Although Americans view fear as the opposite of love, I argue with Luther that fear and love come together in the status of the person as a child of God: namely, filial fear. The Christian’s condition of justification in Christ our Lord enables the Christian to exercise filial fear, which is the fear that reorients the Christian to love God in the act of repentance as it is undergirded by trust (faith) in God. Thus, the Christian can experience God’s love while also fearing Him. This may seem like a purely academic discussion, but it has important ramifications for the Christian life. After all, one result of the filial fear of the Lord is to to sate the Christian conscience burdened by the shame, guilt, and even dangers of sin (filial fear will be defined throughout my paper). While guilt is necessary for repentance, God’s desire is that we trust in His promise of covering our guilt in Christ, for repentance—broadly speaking—includes trust in His promise (see FC SD V on Law and Gospel for further understanding of repentance).

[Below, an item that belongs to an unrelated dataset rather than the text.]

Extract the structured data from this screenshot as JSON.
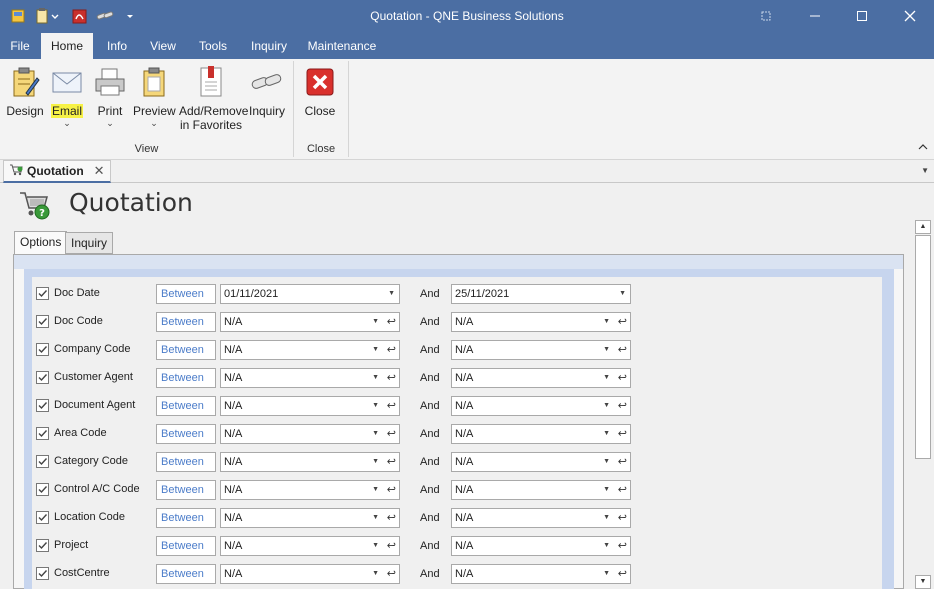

Christian fear is centred in Jesus Christ, and Christ reorients the Christian’s fear. Fear and love only cohere as it is understood in one’s filial relationship to God in Christ. Apart from Christ, people cannot consider fear as good. To show this, I will argue how fear and love come together in filial fear as the child of God is moved to love God as a result of trusting in God’s promise, which is faith. This will be shown in discussing first the three types of fear humans exercise depending on one’s condition, which will focus our attention on filial fear. Having shown the importance of the condition of a person’s heart for our understanding of fear, I will explore the Biblical point of view that shows fear and love are not polar opposites but complementary. Next, I will discuss how Christ, as the Lord whom we fear, enacts our justification as the condition that enables filial fear. Finally, I will show the relevance of fear for the Christian life through a discussion of the threefold use of the law and the relationship of fear to wisdom. Throughout this paper I will show how Christian fear is centred in Jesus Christ, who reorients our fear in the context of our filial relationship to God in Christ.